A biomechanical study by Pandy et al.[18] demonstrated that the medial collateral ligament (MCL) is the primary stabilizer against anterior tibial translation, and the forces exerted on the intact ACL are shifted to the MCL when the ACL is torn. This may explain the false-negative results of the lever sign test recorded in our study. Future biomechanical tests will be needed to detect if there is a contribution from other knee ligaments in this clinical sign.

During arthroscopic reconstruction of our patients, we noticed that the ACL in patients with a false-negative lever sign test was torn and scarred to the posterior cruciate ligament, roof of the notch, or the wall of lateral femoral condyle (Figure 2; Video 2, Supplemental Digital Content 2, http://links.lww.com/COP/A29 shows the patient in Figure 2. The patient had a left ACL tear with a negative lever sign test). In the true positive cases, the ligament was not there. These arthroscopic findings should be considered for further biomechanical investigations to prove and explain this association.

Figure 2.

Arthroscopic view showing the torn anterior cruciate ligament scarrred to the wall of the lateral femoral condyle.

The limitations in our study were exclusion of acute and partial ACL injuries, lack of biomechanical investigations supporting the results of our study, and the study did not include patients with knee injury so the data required to measure test specificity were absent.

In conclusion, the lever sign test had a poor sensitivity compared to other diagnostic clinical tests.

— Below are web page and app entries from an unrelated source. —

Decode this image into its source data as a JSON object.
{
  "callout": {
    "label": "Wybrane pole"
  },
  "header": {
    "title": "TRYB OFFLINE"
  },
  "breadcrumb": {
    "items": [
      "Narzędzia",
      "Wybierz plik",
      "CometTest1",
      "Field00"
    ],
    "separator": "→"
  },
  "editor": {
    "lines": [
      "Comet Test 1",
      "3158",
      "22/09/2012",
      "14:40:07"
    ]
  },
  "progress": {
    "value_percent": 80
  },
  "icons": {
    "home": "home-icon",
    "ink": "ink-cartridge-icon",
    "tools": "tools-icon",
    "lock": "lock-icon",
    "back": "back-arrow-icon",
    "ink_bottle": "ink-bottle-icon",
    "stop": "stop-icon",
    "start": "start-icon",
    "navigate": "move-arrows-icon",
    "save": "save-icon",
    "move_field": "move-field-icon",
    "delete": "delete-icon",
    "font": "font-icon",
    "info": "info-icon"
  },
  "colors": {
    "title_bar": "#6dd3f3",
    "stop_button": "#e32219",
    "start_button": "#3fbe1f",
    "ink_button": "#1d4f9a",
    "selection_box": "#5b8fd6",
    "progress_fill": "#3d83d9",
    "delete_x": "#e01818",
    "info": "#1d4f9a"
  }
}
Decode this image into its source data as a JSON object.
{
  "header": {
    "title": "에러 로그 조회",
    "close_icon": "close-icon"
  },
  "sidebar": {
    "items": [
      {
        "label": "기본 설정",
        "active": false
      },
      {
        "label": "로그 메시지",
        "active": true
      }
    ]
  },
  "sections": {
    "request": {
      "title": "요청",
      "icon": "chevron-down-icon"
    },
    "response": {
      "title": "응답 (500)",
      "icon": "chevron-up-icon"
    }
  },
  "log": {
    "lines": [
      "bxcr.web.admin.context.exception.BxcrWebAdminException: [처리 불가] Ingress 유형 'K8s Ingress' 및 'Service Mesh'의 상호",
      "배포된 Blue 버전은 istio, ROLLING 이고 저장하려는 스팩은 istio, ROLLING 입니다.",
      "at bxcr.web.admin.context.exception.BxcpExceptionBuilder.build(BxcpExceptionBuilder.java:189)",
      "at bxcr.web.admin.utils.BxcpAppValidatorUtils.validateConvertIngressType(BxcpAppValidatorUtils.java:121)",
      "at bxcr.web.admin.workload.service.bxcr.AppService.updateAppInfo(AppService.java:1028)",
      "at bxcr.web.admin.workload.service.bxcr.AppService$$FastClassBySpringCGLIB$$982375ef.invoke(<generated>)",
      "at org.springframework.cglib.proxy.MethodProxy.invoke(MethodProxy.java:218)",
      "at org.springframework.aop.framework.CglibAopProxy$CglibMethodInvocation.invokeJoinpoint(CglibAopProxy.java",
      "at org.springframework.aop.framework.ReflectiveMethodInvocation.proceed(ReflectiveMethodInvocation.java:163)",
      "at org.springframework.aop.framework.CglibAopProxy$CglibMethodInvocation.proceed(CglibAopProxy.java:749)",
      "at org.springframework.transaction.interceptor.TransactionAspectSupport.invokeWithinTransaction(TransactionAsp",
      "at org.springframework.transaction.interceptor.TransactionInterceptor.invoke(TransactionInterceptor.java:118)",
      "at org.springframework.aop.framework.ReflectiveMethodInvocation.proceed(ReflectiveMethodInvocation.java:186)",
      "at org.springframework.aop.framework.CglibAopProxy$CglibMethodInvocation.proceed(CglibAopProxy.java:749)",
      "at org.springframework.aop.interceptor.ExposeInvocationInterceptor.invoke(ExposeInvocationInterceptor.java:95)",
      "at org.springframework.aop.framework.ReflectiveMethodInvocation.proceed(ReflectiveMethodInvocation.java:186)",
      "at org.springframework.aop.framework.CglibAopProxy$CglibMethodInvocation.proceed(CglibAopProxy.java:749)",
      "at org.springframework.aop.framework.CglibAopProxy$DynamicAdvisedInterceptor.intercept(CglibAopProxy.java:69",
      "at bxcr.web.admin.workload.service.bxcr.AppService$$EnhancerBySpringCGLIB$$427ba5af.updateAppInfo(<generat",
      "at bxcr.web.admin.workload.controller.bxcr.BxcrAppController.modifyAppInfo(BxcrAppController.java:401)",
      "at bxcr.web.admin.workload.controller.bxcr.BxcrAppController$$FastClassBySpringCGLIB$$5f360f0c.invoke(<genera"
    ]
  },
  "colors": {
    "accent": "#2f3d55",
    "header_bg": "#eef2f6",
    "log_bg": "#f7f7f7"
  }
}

The accuracy of this test for the diagnosis of ACL disruption is still questionable, and further biomechanical work-up is needed to prove the efficacy of this test.